As with a lot of the stretches we have looked at on this page, there are a few different ways you can stretch your Hamstrings and you can stretch them either by yourself or with the help of a friend. I will cover a seated self-stretch here because as always I feel it is the safest method. As you become more familiar with stretching your body you can investigate other stretches by yourself.
Sit on the floor with one leg outstretched and the other leg flexed (bent) at the knee, so that the plantar surface (or bottom) of the foot of that leg is up against the medial (inside) aspect of the outstretched knee. Put your hands together and reach them out towards the foot of the outstretched leg, and let your head fall forward between your arms so that you don't put unnecessary strain on your neck and/or shoulders.
You may be feeling a light stretch through your hamstrings and/or the back of your knee already. If you are, then be careful not to push yourself too far with this stretch the first few times. Always remember that stretching is an individual thing, and is unique person to person. Any stretch should only ever be pushed to the point of tension, and if you are feeling that in your Hamstrings without flexing at the waist to reach for your foot then that is enough of astretch for you at this time. As you stretch more and more, your flexibility will increase and you will be able to reach further towards your foot ... until you can grab your foot, then you might need to look at a more challenging stretch.

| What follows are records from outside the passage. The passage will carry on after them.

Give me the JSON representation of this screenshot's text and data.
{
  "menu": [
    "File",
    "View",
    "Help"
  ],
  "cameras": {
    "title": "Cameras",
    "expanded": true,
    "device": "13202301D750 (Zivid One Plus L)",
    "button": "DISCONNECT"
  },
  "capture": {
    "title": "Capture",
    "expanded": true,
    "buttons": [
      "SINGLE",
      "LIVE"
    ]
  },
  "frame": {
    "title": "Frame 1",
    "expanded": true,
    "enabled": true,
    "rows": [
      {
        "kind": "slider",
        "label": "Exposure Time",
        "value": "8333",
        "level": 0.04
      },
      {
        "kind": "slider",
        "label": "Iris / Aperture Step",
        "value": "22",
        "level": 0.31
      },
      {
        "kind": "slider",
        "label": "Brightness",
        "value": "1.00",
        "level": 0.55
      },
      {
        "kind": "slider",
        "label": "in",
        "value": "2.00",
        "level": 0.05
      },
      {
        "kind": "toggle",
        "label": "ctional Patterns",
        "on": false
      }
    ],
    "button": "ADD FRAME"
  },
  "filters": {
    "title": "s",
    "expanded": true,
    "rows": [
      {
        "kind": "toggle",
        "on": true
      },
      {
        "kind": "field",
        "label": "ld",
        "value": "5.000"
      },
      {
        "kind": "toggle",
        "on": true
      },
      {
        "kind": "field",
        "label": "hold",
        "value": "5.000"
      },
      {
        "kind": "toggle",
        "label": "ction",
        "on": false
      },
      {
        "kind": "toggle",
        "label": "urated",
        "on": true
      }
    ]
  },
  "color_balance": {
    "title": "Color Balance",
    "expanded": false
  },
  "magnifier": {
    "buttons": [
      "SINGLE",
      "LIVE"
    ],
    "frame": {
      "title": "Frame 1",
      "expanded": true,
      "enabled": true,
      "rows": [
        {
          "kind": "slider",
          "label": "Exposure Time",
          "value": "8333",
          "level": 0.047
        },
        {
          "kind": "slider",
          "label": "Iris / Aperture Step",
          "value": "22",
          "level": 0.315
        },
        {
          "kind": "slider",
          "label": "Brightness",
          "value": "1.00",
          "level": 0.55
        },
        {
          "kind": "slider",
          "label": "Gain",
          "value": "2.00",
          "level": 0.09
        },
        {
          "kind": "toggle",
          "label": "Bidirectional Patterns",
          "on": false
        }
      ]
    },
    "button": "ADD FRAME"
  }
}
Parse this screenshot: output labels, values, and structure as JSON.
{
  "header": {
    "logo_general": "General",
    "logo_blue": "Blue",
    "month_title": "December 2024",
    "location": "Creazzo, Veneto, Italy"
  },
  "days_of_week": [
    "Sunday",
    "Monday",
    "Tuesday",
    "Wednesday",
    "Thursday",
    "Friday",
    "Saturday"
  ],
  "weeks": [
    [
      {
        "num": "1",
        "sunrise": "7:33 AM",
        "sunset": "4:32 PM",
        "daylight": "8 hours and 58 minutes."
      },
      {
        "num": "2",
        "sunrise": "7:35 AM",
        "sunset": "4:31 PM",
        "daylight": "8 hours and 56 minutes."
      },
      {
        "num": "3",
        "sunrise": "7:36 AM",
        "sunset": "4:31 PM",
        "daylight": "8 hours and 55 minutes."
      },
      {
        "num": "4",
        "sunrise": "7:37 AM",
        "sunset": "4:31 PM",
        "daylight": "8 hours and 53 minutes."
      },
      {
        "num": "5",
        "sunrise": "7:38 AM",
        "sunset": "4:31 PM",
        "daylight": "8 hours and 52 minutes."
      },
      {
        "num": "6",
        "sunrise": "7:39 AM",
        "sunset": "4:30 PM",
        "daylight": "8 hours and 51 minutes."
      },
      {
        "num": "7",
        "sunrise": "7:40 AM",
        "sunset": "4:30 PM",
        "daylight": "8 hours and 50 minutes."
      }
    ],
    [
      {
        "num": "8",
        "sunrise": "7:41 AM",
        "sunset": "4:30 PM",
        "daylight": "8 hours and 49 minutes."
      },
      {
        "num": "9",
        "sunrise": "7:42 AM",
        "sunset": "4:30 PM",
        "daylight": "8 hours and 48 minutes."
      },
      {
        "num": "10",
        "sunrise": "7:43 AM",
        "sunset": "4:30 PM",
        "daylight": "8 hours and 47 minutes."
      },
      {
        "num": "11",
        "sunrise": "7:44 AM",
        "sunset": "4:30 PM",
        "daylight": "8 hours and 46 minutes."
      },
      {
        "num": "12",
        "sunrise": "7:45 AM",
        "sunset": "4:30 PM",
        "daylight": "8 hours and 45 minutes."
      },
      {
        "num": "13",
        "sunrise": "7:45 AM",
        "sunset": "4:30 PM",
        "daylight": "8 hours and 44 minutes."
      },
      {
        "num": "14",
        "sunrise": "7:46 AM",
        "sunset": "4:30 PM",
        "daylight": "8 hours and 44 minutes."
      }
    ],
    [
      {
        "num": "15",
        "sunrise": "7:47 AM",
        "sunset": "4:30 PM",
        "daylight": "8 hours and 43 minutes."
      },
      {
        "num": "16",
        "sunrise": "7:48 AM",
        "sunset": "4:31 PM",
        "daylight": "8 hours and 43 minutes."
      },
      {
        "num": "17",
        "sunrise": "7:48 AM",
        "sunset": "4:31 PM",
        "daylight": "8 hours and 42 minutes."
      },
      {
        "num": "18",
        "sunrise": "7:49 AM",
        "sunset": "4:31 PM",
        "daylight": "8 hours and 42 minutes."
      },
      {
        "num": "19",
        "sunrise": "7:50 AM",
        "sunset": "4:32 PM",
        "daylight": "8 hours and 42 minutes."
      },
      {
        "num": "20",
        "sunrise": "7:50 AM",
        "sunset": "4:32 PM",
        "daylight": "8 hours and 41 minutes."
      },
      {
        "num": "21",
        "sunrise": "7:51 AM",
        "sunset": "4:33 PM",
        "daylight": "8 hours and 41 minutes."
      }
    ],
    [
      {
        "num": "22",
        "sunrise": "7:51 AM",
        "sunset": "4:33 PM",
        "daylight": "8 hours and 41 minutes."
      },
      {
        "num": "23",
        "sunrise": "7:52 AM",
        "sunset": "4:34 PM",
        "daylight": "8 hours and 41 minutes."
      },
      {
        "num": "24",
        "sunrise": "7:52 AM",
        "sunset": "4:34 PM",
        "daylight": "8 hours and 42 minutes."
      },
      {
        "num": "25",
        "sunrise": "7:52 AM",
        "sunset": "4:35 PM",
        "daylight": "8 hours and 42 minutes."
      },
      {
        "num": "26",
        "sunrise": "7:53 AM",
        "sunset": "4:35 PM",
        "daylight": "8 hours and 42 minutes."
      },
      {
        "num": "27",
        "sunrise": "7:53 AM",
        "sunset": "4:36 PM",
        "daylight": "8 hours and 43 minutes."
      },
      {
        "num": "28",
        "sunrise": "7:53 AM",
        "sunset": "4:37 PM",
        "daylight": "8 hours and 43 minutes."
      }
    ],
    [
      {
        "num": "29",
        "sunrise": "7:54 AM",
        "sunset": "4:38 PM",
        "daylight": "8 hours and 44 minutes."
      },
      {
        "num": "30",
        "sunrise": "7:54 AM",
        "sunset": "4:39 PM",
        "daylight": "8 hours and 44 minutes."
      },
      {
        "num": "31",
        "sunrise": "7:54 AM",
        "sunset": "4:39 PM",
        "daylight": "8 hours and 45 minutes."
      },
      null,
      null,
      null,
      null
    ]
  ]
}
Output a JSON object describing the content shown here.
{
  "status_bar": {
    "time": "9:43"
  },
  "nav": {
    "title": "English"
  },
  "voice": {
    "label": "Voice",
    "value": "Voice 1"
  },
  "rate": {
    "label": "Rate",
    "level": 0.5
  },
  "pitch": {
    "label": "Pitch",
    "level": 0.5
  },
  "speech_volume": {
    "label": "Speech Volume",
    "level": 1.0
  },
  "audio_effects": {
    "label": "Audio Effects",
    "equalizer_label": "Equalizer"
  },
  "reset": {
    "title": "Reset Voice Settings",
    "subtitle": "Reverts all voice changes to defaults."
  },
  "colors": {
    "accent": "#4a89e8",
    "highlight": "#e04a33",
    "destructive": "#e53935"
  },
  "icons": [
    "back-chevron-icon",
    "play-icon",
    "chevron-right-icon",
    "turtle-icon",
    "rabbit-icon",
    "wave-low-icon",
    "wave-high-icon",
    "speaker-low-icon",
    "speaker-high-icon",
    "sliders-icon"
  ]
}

If you are not feeling tension in your Hamstrings to the point of stretch already, then you are ready to reach for your foot. Take a deep breath in, then as you exhale gently bend forwards to reach for your outstretched foot. The stretch will be more effective if you can initiate the flexing from the hips, but this can be very difficult. Flexing at the waist is good, just remember to try and initiate your flex from as close to your hips/waist as possible. If you try to reach forwards from the shoulders it is likely to make the stretch not only more difficult but also less effective.
Hold the stretch for at least 15-20 seconds, but there is no danger in holding this position for longer if you feel comfortable and want to hold it for a minute or two. If you do hold the stretch for an extended period of time, be sure to breathe normally and stay relaxed to get the most out of your effort.
Add on to stretch the lower legs as well:
When you find you can reach your outstretched foot reasonably comfortably, you can always grip your foot and pull your toes towards your body. This will cause Dorsi Flexion at the ankle and put your calf muscles on stretch as well.
Always be carefull to not let your outstretched foot drop to one side or the other when you stretch, your toes should always be inline with the rest of your body/trunk. This means toes directly up towards the ceiling if you are not gripping your foot, and pulling your toes evenly towards your body centre if you are gripping your foot. The reason for this is that if your toes fall outside your allignment it can put unbalanced tension on the different muscles of the Hamstrings. Over time, this can lead to an imbalance between the different muscles of your Hamstrings and possible increase in the likelihood of injury.
Always remember to relax into your stretches - don't fight against the stretch (it may cause more harm than good), and always do each stretch 3 times, at least twice each day.
Taken from "The Anatomy of Stretching" by B. Walker - pp 118